• [ACTIVITY]:
Below are entries to reproduce exactly, apart from their pictures.

#### SOURCE MATERIAL

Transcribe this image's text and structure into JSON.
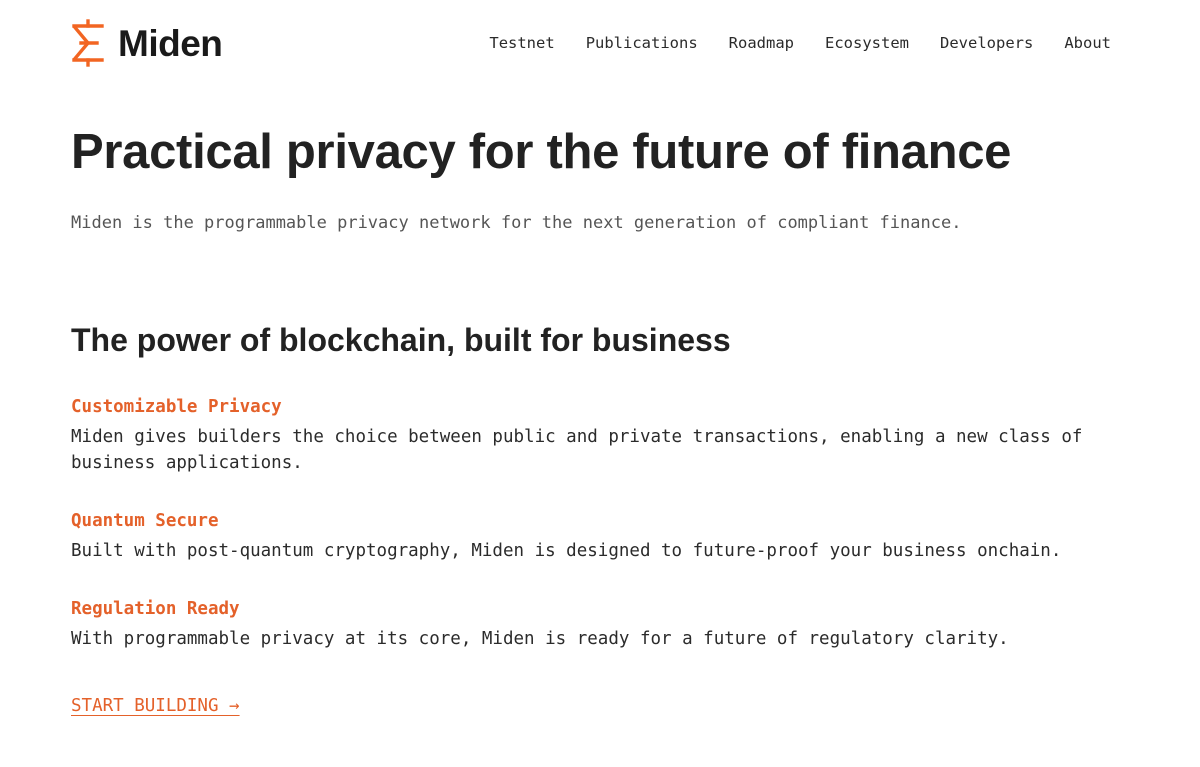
{
  "brand": {
    "name": "Miden",
    "logo_icon": "miden-sigma-logo",
    "accent_color": "#e4612a"
  },
  "nav": {
    "items": [
      {
        "label": "Testnet"
      },
      {
        "label": "Publications"
      },
      {
        "label": "Roadmap"
      },
      {
        "label": "Ecosystem"
      },
      {
        "label": "Developers"
      },
      {
        "label": "About"
      }
    ]
  },
  "hero": {
    "title": "Practical privacy for the future of finance",
    "subtitle": "Miden is the programmable privacy network for the next generation of compliant finance."
  },
  "section": {
    "title": "The power of blockchain, built for business",
    "features": [
      {
        "title": "Customizable Privacy",
        "description": "Miden gives builders the choice between public and private transactions, enabling a new class of business applications."
      },
      {
        "title": "Quantum Secure",
        "description": "Built with post-quantum cryptography, Miden is designed to future-proof your business onchain."
      },
      {
        "title": "Regulation Ready",
        "description": "With programmable privacy at its core, Miden is ready for a future of regulatory clarity."
      }
    ]
  },
  "cta": {
    "label": "START BUILDING →"
  }
}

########

• [WRITTEN RESPONSE]:
Transcribe this image's text and structure into JSON.
{
  "brand": {
    "name": "Miden",
    "logo_icon": "miden-sigma-logo",
    "accent_color": "#e4612a"
  },
  "nav": {
    "items": [
      {
        "label": "Testnet"
      },
      {
        "label": "Publications"
      },
      {
        "label": "Roadmap"
      },
      {
        "label": "Ecosystem"
      },
      {
        "label": "Developers"
      },
      {
        "label": "About"
      }
    ]
  },
  "hero": {
    "title": "Practical privacy for the future of finance",
    "subtitle": "Miden is the programmable privacy network for the next generation of compliant finance."
  },
  "section": {
    "title": "The power of blockchain, built for business",
    "features": [
      {
        "title": "Customizable Privacy",
        "description": "Miden gives builders the choice between public and private transactions, enabling a new class of business applications."
      },
      {
        "title": "Quantum Secure",
        "description": "Built with post-quantum cryptography, Miden is designed to future-proof your business onchain."
      },
      {
        "title": "Regulation Ready",
        "description": "With programmable privacy at its core, Miden is ready for a future of regulatory clarity."
      }
    ]
  },
  "cta": {
    "label": "START BUILDING →"
  }
}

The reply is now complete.